* EXERCISE AIM: Because the entries hold pictures, reproduce only their words, exactly as written.

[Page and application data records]
....................
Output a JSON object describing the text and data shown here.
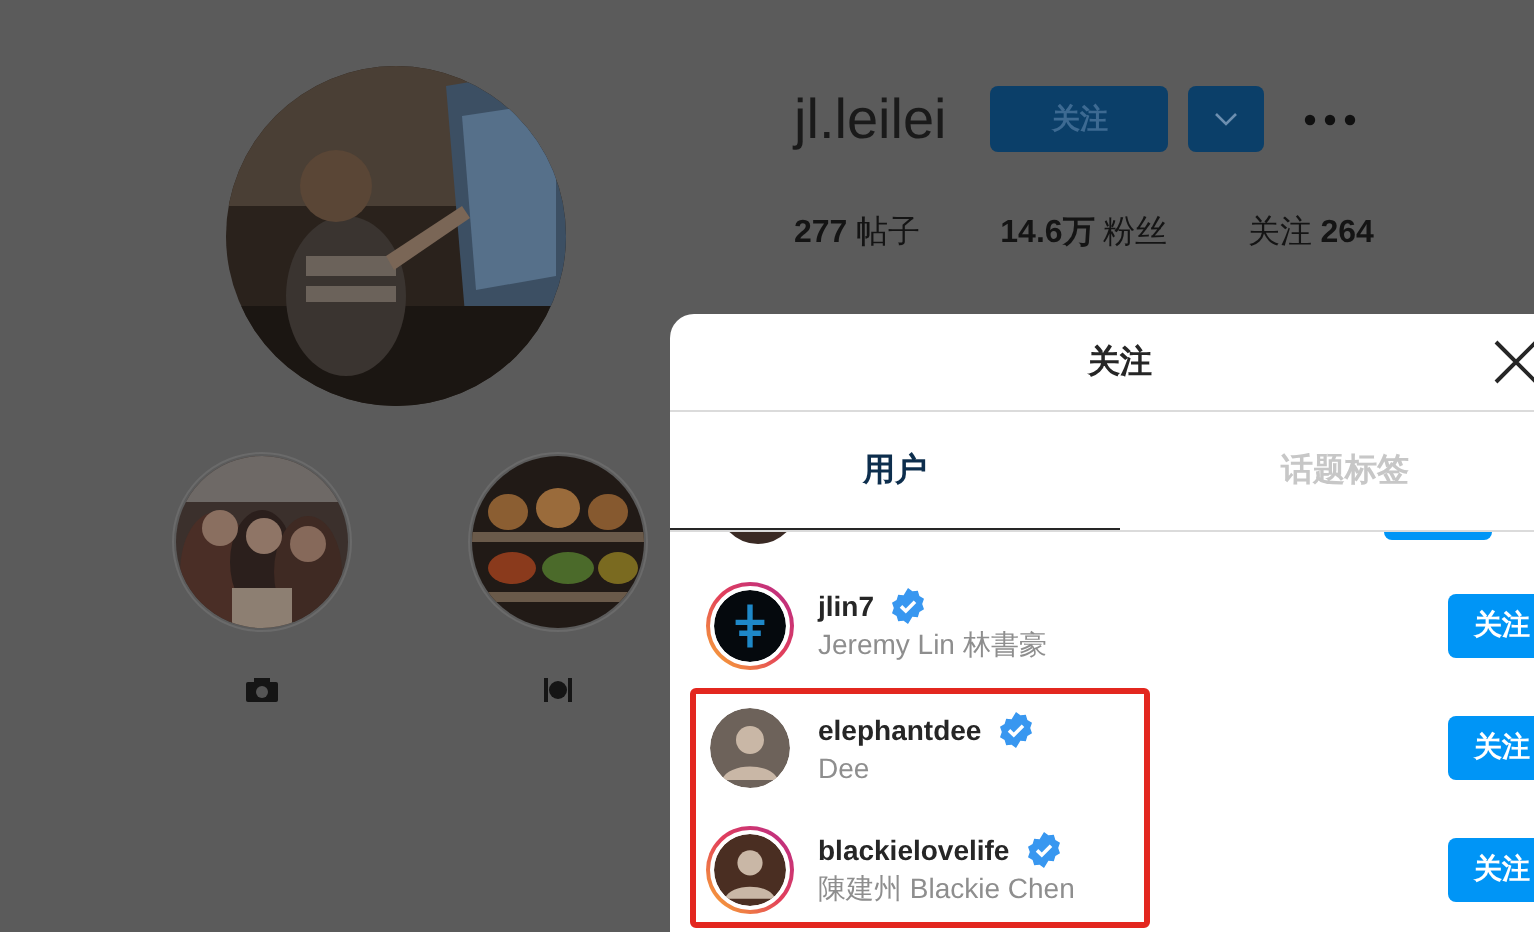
{
  "profile": {
    "username": "jl.leilei",
    "follow_button": "关注",
    "stats": [
      "**277** 帖子",
      "**14.6万** 粉丝",
      "关注 **264**"
    ],
    "highlights": [
      {
        "kind": "camera"
      },
      {
        "kind": "dining"
      }
    ]
  },
  "modal": {
    "title": "关注",
    "tabs": [
      {
        "label": "用户",
        "selected": true
      },
      {
        "label": "话题标签",
        "selected": false
      }
    ],
    "users": [
      {
        "username": "jlin7",
        "name": "Jeremy Lin 林書豪",
        "verified": true,
        "story": true,
        "button": "关注",
        "highlighted": false
      },
      {
        "username": "elephantdee",
        "name": "Dee",
        "verified": true,
        "story": false,
        "button": "关注",
        "highlighted": true
      },
      {
        "username": "blackielovelife",
        "name": "陳建州 Blackie Chen",
        "verified": true,
        "story": true,
        "button": "关注",
        "highlighted": true
      }
    ]
  }
}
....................
* PROBLEM SOLUTION:
Output a JSON object describing the text and data shown here.
{
  "profile": {
    "username": "jl.leilei",
    "follow_button": "关注",
    "stats": [
      "**277** 帖子",
      "**14.6万** 粉丝",
      "关注 **264**"
    ],
    "highlights": [
      {
        "kind": "camera"
      },
      {
        "kind": "dining"
      }
    ]
  },
  "modal": {
    "title": "关注",
    "tabs": [
      {
        "label": "用户",
        "selected": true
      },
      {
        "label": "话题标签",
        "selected": false
      }
    ],
    "users": [
      {
        "username": "jlin7",
        "name": "Jeremy Lin 林書豪",
        "verified": true,
        "story": true,
        "button": "关注",
        "highlighted": false
      },
      {
        "username": "elephantdee",
        "name": "Dee",
        "verified": true,
        "story": false,
        "button": "关注",
        "highlighted": true
      },
      {
        "username": "blackielovelife",
        "name": "陳建州 Blackie Chen",
        "verified": true,
        "story": true,
        "button": "关注",
        "highlighted": true
      }
    ]
  }
}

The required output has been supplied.